WHAT IS EXPECTED:
Repeat every entry in full. Match each line exactly.

EXERCISE INPUTS:
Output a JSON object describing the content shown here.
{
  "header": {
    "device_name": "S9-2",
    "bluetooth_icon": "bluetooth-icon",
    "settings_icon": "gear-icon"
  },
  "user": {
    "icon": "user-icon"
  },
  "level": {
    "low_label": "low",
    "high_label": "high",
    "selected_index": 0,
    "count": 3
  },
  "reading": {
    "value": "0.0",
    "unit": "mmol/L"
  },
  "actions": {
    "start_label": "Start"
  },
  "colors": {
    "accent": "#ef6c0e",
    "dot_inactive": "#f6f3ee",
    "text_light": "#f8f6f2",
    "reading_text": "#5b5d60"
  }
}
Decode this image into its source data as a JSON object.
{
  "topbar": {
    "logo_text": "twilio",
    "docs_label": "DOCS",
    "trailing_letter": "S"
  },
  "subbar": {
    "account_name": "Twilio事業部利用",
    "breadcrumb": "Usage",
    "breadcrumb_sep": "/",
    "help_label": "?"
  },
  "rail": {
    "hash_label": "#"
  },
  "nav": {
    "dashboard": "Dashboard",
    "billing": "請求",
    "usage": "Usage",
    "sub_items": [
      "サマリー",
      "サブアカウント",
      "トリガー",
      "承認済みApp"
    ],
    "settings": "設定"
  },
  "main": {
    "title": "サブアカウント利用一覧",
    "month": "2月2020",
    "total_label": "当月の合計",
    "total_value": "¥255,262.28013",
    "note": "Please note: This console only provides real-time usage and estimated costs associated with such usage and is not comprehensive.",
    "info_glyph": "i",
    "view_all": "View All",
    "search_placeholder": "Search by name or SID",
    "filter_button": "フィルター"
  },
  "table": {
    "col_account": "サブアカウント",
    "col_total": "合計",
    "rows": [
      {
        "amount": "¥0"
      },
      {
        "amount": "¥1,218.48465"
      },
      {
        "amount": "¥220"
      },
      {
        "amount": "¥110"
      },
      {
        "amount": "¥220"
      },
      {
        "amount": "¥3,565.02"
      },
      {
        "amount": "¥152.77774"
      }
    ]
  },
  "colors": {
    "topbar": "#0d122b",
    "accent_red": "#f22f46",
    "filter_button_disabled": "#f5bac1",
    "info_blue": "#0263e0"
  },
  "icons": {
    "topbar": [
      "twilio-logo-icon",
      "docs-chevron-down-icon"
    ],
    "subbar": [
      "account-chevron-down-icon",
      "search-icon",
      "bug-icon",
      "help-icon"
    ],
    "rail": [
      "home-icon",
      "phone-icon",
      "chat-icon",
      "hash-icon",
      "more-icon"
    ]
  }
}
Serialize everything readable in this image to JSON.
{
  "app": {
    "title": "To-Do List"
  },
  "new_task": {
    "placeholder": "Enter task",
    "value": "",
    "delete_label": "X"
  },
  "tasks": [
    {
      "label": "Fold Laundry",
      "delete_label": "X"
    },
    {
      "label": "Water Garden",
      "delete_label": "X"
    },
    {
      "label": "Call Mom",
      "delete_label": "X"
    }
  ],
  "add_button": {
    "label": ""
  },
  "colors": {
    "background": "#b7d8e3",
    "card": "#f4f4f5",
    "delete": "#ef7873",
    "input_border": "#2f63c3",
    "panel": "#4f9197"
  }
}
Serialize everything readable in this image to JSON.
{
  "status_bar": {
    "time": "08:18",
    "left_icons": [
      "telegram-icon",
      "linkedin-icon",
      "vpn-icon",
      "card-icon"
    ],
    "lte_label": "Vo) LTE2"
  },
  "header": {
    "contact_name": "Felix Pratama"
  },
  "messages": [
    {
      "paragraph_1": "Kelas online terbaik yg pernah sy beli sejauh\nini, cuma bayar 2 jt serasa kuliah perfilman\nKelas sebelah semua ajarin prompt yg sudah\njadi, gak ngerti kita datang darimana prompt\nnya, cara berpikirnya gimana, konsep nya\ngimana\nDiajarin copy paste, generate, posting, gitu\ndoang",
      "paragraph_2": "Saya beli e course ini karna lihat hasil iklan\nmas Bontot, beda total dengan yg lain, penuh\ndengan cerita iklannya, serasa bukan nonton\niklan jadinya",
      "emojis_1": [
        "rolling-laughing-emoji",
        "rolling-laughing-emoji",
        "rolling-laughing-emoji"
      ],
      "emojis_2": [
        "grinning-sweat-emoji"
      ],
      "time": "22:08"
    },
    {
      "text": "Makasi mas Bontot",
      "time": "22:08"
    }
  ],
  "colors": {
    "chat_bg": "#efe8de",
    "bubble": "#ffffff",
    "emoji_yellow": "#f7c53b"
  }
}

TASK OUTPUT:
Output a JSON object describing the content shown here.
{
  "header": {
    "device_name": "S9-2",
    "bluetooth_icon": "bluetooth-icon",
    "settings_icon": "gear-icon"
  },
  "user": {
    "icon": "user-icon"
  },
  "level": {
    "low_label": "low",
    "high_label": "high",
    "selected_index": 0,
    "count": 3
  },
  "reading": {
    "value": "0.0",
    "unit": "mmol/L"
  },
  "actions": {
    "start_label": "Start"
  },
  "colors": {
    "accent": "#ef6c0e",
    "dot_inactive": "#f6f3ee",
    "text_light": "#f8f6f2",
    "reading_text": "#5b5d60"
  }
}
Decode this image into its source data as a JSON object.
{
  "topbar": {
    "logo_text": "twilio",
    "docs_label": "DOCS",
    "trailing_letter": "S"
  },
  "subbar": {
    "account_name": "Twilio事業部利用",
    "breadcrumb": "Usage",
    "breadcrumb_sep": "/",
    "help_label": "?"
  },
  "rail": {
    "hash_label": "#"
  },
  "nav": {
    "dashboard": "Dashboard",
    "billing": "請求",
    "usage": "Usage",
    "sub_items": [
      "サマリー",
      "サブアカウント",
      "トリガー",
      "承認済みApp"
    ],
    "settings": "設定"
  },
  "main": {
    "title": "サブアカウント利用一覧",
    "month": "2月2020",
    "total_label": "当月の合計",
    "total_value": "¥255,262.28013",
    "note": "Please note: This console only provides real-time usage and estimated costs associated with such usage and is not comprehensive.",
    "info_glyph": "i",
    "view_all": "View All",
    "search_placeholder": "Search by name or SID",
    "filter_button": "フィルター"
  },
  "table": {
    "col_account": "サブアカウント",
    "col_total": "合計",
    "rows": [
      {
        "amount": "¥0"
      },
      {
        "amount": "¥1,218.48465"
      },
      {
        "amount": "¥220"
      },
      {
        "amount": "¥110"
      },
      {
        "amount": "¥220"
      },
      {
        "amount": "¥3,565.02"
      },
      {
        "amount": "¥152.77774"
      }
    ]
  },
  "colors": {
    "topbar": "#0d122b",
    "accent_red": "#f22f46",
    "filter_button_disabled": "#f5bac1",
    "info_blue": "#0263e0"
  },
  "icons": {
    "topbar": [
      "twilio-logo-icon",
      "docs-chevron-down-icon"
    ],
    "subbar": [
      "account-chevron-down-icon",
      "search-icon",
      "bug-icon",
      "help-icon"
    ],
    "rail": [
      "home-icon",
      "phone-icon",
      "chat-icon",
      "hash-icon",
      "more-icon"
    ]
  }
}
Serialize everything readable in this image to JSON.
{
  "app": {
    "title": "To-Do List"
  },
  "new_task": {
    "placeholder": "Enter task",
    "value": "",
    "delete_label": "X"
  },
  "tasks": [
    {
      "label": "Fold Laundry",
      "delete_label": "X"
    },
    {
      "label": "Water Garden",
      "delete_label": "X"
    },
    {
      "label": "Call Mom",
      "delete_label": "X"
    }
  ],
  "add_button": {
    "label": ""
  },
  "colors": {
    "background": "#b7d8e3",
    "card": "#f4f4f5",
    "delete": "#ef7873",
    "input_border": "#2f63c3",
    "panel": "#4f9197"
  }
}
Serialize everything readable in this image to JSON.
{
  "status_bar": {
    "time": "08:18",
    "left_icons": [
      "telegram-icon",
      "linkedin-icon",
      "vpn-icon",
      "card-icon"
    ],
    "lte_label": "Vo) LTE2"
  },
  "header": {
    "contact_name": "Felix Pratama"
  },
  "messages": [
    {
      "paragraph_1": "Kelas online terbaik yg pernah sy beli sejauh\nini, cuma bayar 2 jt serasa kuliah perfilman\nKelas sebelah semua ajarin prompt yg sudah\njadi, gak ngerti kita datang darimana prompt\nnya, cara berpikirnya gimana, konsep nya\ngimana\nDiajarin copy paste, generate, posting, gitu\ndoang",
      "paragraph_2": "Saya beli e course ini karna lihat hasil iklan\nmas Bontot, beda total dengan yg lain, penuh\ndengan cerita iklannya, serasa bukan nonton\niklan jadinya",
      "emojis_1": [
        "rolling-laughing-emoji",
        "rolling-laughing-emoji",
        "rolling-laughing-emoji"
      ],
      "emojis_2": [
        "grinning-sweat-emoji"
      ],
      "time": "22:08"
    },
    {
      "text": "Makasi mas Bontot",
      "time": "22:08"
    }
  ],
  "colors": {
    "chat_bg": "#efe8de",
    "bubble": "#ffffff",
    "emoji_yellow": "#f7c53b"
  }
}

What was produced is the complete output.